What’s more, I think there are too many committed civil servants at the Antitrust Division for this decision to fly if it were clear that Trump was actually trying to weaponize their work. Unlike, say, the recent petition seeking vacatur and sanctions against the ACLU in the case concerning access to abortion services by detained aliens, the Division’s complaint is signed by plenty of non-political, career lawyers who are deeply committed to fair and evenhanded antitrust enforcement for consumers’ benefit. We can—I hope—trust their judgment, and Delrahim and other political appointees probably deserve the benefit of any doubts as well.
The problem, though, is that we just can’t trust Trump. These are the wages of breaking all of our political norms, and using the office of the presidency itself to attack companies perceived as political rivals, like CNN and Amazon. A year ago, an accusation that the President was using antitrust enforcement on a selective basis to help friends and hurt foes would not have merited a second thought. The sad reality is that that’s no longer true. The trust we can repose in this process in fact depends on believing (perhaps, implausibly) that decisionmaking at the Antitrust Division is effectively insulated against the President, his Twitter feed, and even an Attorney General who has seemed all too willing to act out the worst instincts of this Administration. When the citizens, and the courts, cannot trust the President’s oath, even the right decisions sometimes feel wrong. And that is a huge problem, because it may lead to rejecting positions that really are in the public interest.

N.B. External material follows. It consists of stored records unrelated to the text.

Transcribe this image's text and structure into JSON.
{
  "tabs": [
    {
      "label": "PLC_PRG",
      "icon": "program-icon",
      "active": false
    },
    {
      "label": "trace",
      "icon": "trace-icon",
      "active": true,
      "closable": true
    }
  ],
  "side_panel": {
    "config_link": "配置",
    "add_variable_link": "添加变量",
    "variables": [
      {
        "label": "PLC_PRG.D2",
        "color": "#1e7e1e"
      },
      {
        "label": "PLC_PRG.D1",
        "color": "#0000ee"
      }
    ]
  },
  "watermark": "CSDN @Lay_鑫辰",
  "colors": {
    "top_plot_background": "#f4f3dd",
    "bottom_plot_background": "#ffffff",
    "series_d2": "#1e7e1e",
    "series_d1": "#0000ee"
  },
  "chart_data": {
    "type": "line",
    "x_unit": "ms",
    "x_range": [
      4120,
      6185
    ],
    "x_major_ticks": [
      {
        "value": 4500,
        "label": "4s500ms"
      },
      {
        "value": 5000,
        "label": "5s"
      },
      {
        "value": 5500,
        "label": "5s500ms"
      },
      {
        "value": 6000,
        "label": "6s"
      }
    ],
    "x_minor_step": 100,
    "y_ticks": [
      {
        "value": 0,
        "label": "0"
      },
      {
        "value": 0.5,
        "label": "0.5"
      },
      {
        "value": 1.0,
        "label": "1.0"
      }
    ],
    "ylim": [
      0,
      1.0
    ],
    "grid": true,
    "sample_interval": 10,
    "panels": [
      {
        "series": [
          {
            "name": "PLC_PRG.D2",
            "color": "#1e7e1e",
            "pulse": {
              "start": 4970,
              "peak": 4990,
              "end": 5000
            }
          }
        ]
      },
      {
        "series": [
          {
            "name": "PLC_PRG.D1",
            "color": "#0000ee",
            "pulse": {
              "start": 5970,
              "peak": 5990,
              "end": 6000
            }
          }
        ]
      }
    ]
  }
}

Happily, though, the solution in this case is not to distrust merger enforcement. The reason the Antitrust Division has to sue to block the AT&T merger is precisely because the authors of our antitrust laws knew the dangers of selective enforcement, and they put the courts into the process as a check on executive excess. And it gets better: It’s not only the Antitrust Division that has the power to block anticompetitive mergers—state attorneys general, and even ordinary citizens, have the power to sue to block them, too. If we do not trust the President to avoid selective enforcement, the solution is not necessarily to distrust his every enforcement decision; courts can, instead, extend some of the deference they usually show towards federal enforcers to these other antitrust litigants. That way, we are not forced to live between the rock of selective enforcement and the hard place of no enforcement at all. Instead, we can continue to give the government the benefit of the doubt when it acts (we hope, admirably) to enforce our critical competition laws, secure in the knowledge that if it refuses to do the same for political friends and fellow travelers, others can step into the breach.